Copy out every record precisely.

***** Dataset entries

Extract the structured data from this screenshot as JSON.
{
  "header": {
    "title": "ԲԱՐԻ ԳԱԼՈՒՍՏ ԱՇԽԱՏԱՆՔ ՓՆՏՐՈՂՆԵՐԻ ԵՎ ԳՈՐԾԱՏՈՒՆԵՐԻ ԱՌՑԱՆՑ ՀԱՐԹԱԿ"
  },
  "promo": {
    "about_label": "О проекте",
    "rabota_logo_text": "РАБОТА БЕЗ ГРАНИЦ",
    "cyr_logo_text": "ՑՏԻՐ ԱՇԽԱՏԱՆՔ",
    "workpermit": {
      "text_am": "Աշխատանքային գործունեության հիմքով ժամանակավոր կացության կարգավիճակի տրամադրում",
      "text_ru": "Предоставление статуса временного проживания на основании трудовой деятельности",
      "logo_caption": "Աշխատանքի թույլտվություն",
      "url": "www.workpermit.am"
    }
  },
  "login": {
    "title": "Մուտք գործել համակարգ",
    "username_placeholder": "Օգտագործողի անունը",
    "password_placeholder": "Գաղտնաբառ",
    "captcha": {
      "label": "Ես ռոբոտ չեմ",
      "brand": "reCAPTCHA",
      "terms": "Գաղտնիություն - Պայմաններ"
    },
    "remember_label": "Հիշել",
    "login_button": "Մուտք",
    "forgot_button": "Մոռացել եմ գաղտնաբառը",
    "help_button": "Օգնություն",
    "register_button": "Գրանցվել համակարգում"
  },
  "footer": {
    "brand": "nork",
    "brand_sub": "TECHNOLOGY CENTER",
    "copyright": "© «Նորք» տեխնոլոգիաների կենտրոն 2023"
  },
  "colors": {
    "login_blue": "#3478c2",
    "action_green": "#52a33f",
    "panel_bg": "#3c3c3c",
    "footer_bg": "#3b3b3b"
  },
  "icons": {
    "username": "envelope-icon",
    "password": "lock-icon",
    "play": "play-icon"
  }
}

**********

◆ **Response to the task**
Extract the structured data from this screenshot as JSON.
{
  "header": {
    "title": "ԲԱՐԻ ԳԱԼՈՒՍՏ ԱՇԽԱՏԱՆՔ ՓՆՏՐՈՂՆԵՐԻ ԵՎ ԳՈՐԾԱՏՈՒՆԵՐԻ ԱՌՑԱՆՑ ՀԱՐԹԱԿ"
  },
  "promo": {
    "about_label": "О проекте",
    "rabota_logo_text": "РАБОТА БЕЗ ГРАНИЦ",
    "cyr_logo_text": "ՑՏԻՐ ԱՇԽԱՏԱՆՔ",
    "workpermit": {
      "text_am": "Աշխատանքային գործունեության հիմքով ժամանակավոր կացության կարգավիճակի տրամադրում",
      "text_ru": "Предоставление статуса временного проживания на основании трудовой деятельности",
      "logo_caption": "Աշխատանքի թույլտվություն",
      "url": "www.workpermit.am"
    }
  },
  "login": {
    "title": "Մուտք գործել համակարգ",
    "username_placeholder": "Օգտագործողի անունը",
    "password_placeholder": "Գաղտնաբառ",
    "captcha": {
      "label": "Ես ռոբոտ չեմ",
      "brand": "reCAPTCHA",
      "terms": "Գաղտնիություն - Պայմաններ"
    },
    "remember_label": "Հիշել",
    "login_button": "Մուտք",
    "forgot_button": "Մոռացել եմ գաղտնաբառը",
    "help_button": "Օգնություն",
    "register_button": "Գրանցվել համակարգում"
  },
  "footer": {
    "brand": "nork",
    "brand_sub": "TECHNOLOGY CENTER",
    "copyright": "© «Նորք» տեխնոլոգիաների կենտրոն 2023"
  },
  "colors": {
    "login_blue": "#3478c2",
    "action_green": "#52a33f",
    "panel_bg": "#3c3c3c",
    "footer_bg": "#3b3b3b"
  },
  "icons": {
    "username": "envelope-icon",
    "password": "lock-icon",
    "play": "play-icon"
  }
}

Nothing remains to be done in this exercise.